In Narrow Road to the Deep North, Japanese poet Basho expresses himself masterfully through the traditional forms of haibun, covering themes of nature, folklore, faith, and journeys both physical and spiritual. All these stories and sentiments are contained within a haibun—a short piece of prose that tells the story and sets the mood—and meaningfully condensed into three lines in the haiku. The form seems simple—a short narrative, then three lines with a five-seven-five syllable pattern—which has lead many readers to regard it as a “children’s form”. It is this simplicity, however, that testifies to the brilliance of Basho. Such strict and simple parameters require precise and purposeful word choice—there is…
Read More

The Sweetest Poetry from the Land of the Free

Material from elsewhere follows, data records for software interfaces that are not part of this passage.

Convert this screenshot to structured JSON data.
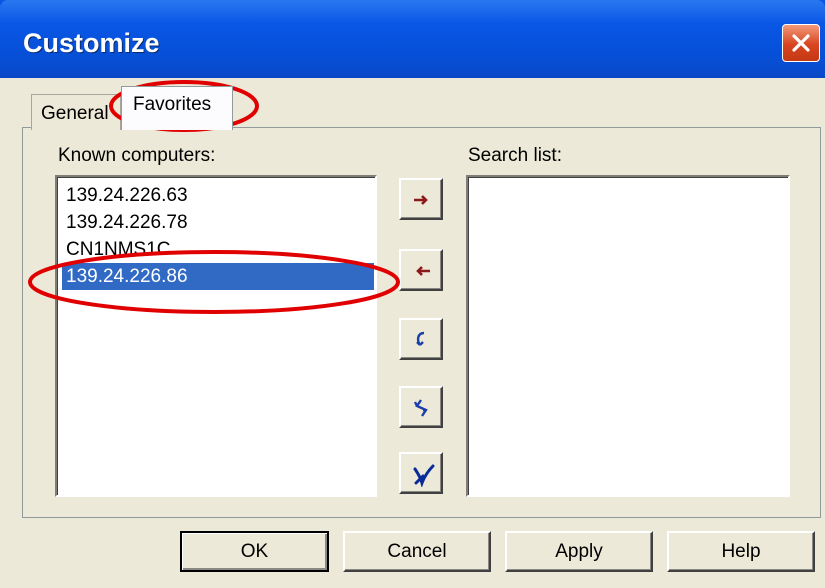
{
  "window": {
    "title": "Customize",
    "close_icon": "close-icon"
  },
  "tabs": [
    {
      "label": "General",
      "active": false
    },
    {
      "label": "Favorites",
      "active": true
    }
  ],
  "known_computers": {
    "label": "Known computers:",
    "items": [
      "139.24.226.63",
      "139.24.226.78",
      "CN1NMS1C",
      "139.24.226.86"
    ],
    "selected": "139.24.226.86"
  },
  "search_list": {
    "label": "Search list:",
    "items": []
  },
  "side_buttons": [
    {
      "icon": "arrow-right-icon"
    },
    {
      "icon": "arrow-left-icon"
    },
    {
      "icon": "move-up-icon"
    },
    {
      "icon": "move-down-icon"
    },
    {
      "icon": "delete-icon"
    }
  ],
  "buttons": {
    "ok": "OK",
    "cancel": "Cancel",
    "apply": "Apply",
    "help": "Help"
  },
  "colors": {
    "titlebar": "#0a57e6",
    "selection": "#316ac5",
    "dialog_bg": "#ece9d8",
    "annotation": "#e00000"
  }
}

Whitman in his preface explores America and its Poets. He showcases the USA as the greatest place in the world by showcasing its uniqueness compared to the rest of the world and that included showing how a poet should be. He gives a definition of what a poem is and how far its influence can reach.“A great poem is for ages and ages in common, and for all degrees and complexions, and all departments and sects, and for a woman as much as a man and a man as much as a woman”. In the following paragraph I will explain more on poetry and the uniqueness of the USA. To…
Read More

The Voices of the Voiceless: Comparing the Poetry of Langston Hughes and Countee Cullen

As two key figureheads in what is now deemed the Harlem Renaissance, Langston Hughes and Countee Cullen served as voices for a previously voiceless population. Their poetry speaks of the enduring struggles of being an African American, and the effort required to merely survive in such a discriminatory society. However, despite being poets with similar senses of purpose, their employed methods differed dramatically; Hughes and Cullen approach the field of poetry at two vastly different vantage points. While Hughes and Cullen differ in selections of speaker and audience, their core concepts of struggle, a faulty society, and a wise, complex narrator remain mutual. As blacks in 1920s America, Hughes and…
Read More